Nikolai Khabibulin is a 38-year-old goalie whose best years are behind him, backstopping a team comprised mostly of 20-somethings whose best years are too far in front of them to imagine the old puckstopper joining in the fun when the Edmonton Oilers finally get it together. All he has is the here and now. And the here and now isn't pretty. On Saturday, it was hideous. There are times in every rebuild that will try the patience of the paying public and this was surely the most obvious, at least as home games go, after the Oilers hand-delivered two points to an Ottawa Senators team that on most nights is severely outclassed. Khabibulin and the Oilers lost to a team that came into Edmonton on its own 11-game skid, a team that lost its captain to injury and one of its heart-and-soul players, Mike Fisher, to the Nashville Predators, a team backstopped by its own struggling goalie, a team looking every bit as if its players wouldn't care all that much if its humourless coach was fired. Logic demands the 30th-place team is not allowed to take any opponent or game for granted, until the uber-awful Senators come to town. Then all bets are off. But not even a home game against a weak sister on Hockey Day in Canada could improve the Oilers' odds. Khabibulin yakked up two goals on the first two Senators' shots and the die was cast for his 14th straight loss.
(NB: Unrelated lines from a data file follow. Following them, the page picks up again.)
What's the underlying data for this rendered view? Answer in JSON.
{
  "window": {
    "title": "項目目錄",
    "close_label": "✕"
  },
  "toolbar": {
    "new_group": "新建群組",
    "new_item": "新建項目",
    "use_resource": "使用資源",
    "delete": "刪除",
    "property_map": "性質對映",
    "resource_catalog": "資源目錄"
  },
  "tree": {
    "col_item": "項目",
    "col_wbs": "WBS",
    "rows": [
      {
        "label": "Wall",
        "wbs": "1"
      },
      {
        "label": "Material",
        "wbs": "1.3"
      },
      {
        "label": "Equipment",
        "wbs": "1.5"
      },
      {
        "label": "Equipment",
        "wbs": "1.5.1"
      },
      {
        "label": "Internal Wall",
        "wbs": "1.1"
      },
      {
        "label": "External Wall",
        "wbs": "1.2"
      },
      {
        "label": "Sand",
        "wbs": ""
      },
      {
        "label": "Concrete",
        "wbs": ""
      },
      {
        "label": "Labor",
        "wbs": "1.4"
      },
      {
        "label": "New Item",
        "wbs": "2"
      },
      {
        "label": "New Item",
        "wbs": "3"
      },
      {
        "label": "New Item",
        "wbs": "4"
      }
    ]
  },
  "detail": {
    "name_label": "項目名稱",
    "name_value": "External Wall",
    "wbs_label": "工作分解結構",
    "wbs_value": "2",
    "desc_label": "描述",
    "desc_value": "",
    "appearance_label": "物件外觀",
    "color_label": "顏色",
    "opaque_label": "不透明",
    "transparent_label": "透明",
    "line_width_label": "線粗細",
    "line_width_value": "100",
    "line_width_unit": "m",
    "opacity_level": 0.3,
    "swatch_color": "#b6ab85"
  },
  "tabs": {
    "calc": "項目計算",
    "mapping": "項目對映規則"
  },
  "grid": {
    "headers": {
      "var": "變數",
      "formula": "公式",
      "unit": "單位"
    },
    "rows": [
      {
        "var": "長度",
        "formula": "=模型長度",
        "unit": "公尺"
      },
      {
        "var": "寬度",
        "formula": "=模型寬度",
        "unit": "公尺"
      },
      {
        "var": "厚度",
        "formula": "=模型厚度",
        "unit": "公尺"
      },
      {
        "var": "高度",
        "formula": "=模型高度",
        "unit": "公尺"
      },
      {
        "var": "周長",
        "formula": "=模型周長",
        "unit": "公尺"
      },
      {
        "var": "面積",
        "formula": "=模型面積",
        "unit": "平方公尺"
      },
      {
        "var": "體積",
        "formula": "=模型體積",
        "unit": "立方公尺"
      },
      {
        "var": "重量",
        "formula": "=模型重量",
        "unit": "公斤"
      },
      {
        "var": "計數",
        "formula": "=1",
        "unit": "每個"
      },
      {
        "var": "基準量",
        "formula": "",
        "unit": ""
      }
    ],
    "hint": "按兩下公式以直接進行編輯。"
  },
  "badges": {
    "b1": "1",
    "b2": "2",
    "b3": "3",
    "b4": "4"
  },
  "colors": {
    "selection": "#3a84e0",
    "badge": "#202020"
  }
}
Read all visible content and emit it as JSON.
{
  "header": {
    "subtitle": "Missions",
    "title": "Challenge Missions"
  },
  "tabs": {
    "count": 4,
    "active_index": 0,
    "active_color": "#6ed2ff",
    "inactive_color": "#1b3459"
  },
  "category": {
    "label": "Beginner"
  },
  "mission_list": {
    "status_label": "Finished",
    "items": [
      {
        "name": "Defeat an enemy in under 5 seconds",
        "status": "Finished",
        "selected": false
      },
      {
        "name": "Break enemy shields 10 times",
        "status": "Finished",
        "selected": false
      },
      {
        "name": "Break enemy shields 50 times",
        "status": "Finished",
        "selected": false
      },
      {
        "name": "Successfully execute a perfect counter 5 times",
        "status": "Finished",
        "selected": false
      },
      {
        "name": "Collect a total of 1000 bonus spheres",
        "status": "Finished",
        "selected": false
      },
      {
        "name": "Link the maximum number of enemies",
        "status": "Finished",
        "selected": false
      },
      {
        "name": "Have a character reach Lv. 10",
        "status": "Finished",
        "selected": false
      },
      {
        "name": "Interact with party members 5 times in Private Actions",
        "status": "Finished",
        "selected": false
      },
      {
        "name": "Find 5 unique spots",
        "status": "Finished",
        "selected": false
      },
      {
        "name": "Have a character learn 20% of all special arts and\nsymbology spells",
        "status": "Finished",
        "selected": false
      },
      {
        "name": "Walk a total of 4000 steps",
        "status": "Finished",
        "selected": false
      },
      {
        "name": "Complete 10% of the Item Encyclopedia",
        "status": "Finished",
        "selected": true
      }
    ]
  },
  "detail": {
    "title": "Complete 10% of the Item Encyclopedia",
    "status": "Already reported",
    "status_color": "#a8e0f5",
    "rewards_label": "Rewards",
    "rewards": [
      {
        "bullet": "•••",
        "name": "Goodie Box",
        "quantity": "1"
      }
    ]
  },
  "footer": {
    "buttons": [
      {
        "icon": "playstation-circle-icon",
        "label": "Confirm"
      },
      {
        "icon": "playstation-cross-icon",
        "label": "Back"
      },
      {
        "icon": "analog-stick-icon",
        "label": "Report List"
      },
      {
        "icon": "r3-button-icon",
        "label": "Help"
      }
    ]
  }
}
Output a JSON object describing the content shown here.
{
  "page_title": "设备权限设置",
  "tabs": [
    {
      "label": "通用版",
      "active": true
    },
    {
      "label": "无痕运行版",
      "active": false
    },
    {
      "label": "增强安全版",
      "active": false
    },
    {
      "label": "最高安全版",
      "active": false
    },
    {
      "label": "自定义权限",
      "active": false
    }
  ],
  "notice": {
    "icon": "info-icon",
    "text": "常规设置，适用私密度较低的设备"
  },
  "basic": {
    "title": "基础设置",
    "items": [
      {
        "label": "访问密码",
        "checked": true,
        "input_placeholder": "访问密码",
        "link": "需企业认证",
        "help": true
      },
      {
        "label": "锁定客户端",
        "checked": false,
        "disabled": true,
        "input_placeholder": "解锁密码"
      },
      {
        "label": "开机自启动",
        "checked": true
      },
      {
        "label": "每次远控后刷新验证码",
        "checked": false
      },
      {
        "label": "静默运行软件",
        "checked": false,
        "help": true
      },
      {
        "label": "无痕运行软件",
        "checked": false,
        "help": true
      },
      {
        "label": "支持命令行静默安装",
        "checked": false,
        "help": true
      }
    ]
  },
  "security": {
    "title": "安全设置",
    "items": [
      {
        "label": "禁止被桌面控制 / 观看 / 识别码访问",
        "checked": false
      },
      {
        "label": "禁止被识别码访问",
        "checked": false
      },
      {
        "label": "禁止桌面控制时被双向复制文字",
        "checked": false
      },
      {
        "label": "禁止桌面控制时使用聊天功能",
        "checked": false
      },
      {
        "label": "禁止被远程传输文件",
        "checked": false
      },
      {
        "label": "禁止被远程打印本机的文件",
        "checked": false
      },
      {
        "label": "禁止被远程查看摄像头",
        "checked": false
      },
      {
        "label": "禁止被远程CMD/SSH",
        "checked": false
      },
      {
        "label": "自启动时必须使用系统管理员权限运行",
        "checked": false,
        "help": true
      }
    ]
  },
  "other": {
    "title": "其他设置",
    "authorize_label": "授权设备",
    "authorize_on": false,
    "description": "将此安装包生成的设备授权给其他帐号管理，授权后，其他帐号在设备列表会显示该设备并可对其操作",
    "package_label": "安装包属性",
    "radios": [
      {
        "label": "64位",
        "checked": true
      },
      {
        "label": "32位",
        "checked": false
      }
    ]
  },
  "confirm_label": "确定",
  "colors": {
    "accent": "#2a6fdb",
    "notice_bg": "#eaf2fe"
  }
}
And get this, he wasn't even their worst player, bouncing back to stop 20 of 22 shots from that point onward. Defenceman Tom Gilbert had a dreadful day in his own zone and it was his giveaway that led to the first Ottawa goal. The trio of Sam Gagner, Magnus Paajarvi and Linus Omark combined to go minus-six with five shots on goal and one point. They were culpable as a group, too, taking a handful of needless penalties and just 18 shots on the Ottawa net. "We haven't been good for him when he's been in the net," said Dustin Penner. "If I was playing net, I'd want to stop the first 10, you know, instead of the last 10. You know what I mean? No matter how they get in, if they're great goals or unlucky, the first two, I think that's tough for anybody to deal with, especially considering the circumstances. But like you said, he's an old pro and he'll bounce back." On Saturday, his dreadful start was explained away as bad bounces. Fine. Bounces happen and the Rexall Place ice isn't nearly as consistent as it used to be. But there have been just as many occasions lately when the Bulin Wall has looked much more like the Brandenburg Gate.
Bulin Wall now a gate
Edmonton Journal | Feb 13